There are hundreds of children in Wilkes-Barre who use mental services every day and over the last couple years, the need has been on the rise. But one agency is hopeful the extra funding that the president pledged could help curb that need.
President Obama's promise to improve access to mental health care as part of his effort to cut down on gun violence is welcome news for many of the agencies that provide that treatment.
"If we can continue to destigmatize mental health issues and get folks proper care and fill gaps in the background check system, then we can spare more families the pain of losing loved ones to suicide," said the president during a televised address Tuesday morning.
Mike Hopkins is the head of the Children's Service Center in Wilkes-Barre.

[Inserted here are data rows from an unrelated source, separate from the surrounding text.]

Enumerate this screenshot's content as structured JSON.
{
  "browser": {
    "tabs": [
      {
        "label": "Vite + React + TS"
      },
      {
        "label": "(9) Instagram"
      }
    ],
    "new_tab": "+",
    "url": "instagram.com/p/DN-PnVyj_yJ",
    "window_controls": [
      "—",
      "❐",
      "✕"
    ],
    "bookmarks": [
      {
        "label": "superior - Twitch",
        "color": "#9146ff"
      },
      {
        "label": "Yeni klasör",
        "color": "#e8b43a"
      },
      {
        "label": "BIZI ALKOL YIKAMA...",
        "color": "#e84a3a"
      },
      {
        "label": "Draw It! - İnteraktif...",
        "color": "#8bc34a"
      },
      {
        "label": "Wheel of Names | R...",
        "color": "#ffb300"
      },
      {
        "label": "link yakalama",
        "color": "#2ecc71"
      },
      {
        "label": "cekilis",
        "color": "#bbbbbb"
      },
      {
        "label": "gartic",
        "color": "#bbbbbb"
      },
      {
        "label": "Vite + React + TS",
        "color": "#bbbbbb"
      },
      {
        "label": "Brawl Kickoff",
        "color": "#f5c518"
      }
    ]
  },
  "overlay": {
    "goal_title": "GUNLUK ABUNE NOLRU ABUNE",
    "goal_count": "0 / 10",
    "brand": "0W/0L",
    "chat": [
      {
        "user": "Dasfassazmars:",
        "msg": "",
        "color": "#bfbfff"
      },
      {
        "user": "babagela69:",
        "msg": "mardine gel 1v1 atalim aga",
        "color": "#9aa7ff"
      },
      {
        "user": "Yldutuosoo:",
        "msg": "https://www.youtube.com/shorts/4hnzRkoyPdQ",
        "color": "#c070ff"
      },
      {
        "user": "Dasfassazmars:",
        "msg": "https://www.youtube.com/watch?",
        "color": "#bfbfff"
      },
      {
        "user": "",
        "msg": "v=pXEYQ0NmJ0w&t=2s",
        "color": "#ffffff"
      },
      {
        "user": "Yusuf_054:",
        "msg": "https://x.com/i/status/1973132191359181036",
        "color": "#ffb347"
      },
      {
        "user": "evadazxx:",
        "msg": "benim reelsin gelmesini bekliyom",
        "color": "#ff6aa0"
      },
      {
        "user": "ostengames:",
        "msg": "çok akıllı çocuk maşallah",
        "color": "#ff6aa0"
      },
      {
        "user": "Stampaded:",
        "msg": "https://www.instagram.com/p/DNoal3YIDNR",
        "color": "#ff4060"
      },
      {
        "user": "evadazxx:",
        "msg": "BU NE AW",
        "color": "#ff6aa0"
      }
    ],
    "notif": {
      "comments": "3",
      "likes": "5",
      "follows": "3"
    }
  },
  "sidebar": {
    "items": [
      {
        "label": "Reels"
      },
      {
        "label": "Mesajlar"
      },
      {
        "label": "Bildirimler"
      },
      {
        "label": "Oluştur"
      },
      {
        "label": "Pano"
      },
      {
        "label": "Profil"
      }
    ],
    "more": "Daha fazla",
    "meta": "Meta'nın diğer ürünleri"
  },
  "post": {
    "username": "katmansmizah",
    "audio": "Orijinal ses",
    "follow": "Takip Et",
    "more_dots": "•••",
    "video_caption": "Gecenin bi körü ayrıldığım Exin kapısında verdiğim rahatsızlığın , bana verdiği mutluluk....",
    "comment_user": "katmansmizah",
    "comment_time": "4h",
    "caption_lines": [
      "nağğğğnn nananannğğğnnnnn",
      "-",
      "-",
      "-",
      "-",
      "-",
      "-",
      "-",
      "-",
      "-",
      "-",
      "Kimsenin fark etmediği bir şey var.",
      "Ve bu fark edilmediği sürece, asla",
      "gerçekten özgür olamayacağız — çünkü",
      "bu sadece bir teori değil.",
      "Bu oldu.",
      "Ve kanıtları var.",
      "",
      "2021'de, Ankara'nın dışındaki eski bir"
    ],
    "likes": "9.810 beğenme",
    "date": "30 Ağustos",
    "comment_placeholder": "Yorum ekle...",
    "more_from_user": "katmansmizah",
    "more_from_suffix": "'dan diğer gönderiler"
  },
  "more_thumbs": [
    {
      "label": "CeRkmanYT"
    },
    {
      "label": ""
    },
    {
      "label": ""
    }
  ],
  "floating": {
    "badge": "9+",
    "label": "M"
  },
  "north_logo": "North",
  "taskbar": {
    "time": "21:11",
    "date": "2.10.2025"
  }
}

He wants to learn more about how increasing background checks could stop certain people with mental health illnesses from buying guns. But he's hopeful the $500 million Obama wants to set aside for mental health services will improve access for anyone who needs it.
"You need programs to help provide that safety net for families. And the money that we're talking about can certainly go a long way in developing programs that can help families who are right now falling through the cracks," Hopkins said.
Data from the Children's Service Center shows there is a growing need for behavioral health services.
Just a couple years ago, it served about 70 kids a day. It now serves 140 kids a day. Hopkins attributes the increase to several factors.
"There's some deterioration of family, there's increase in gang violence, there's increase of drug and alcohol use."
Expanding access to mental health accessibility, like Obama wants to do by spending $500 million, could curb the increase.
"Meeting the mental health needs of the kids at a younger age helps us break the cycle for some of these kids," Hopkins added.
Funding for mental health was significantly cut during the recession. Hopkins welcomes the new money, but he points out that it could take even more cash to restore services to where they were before the recession.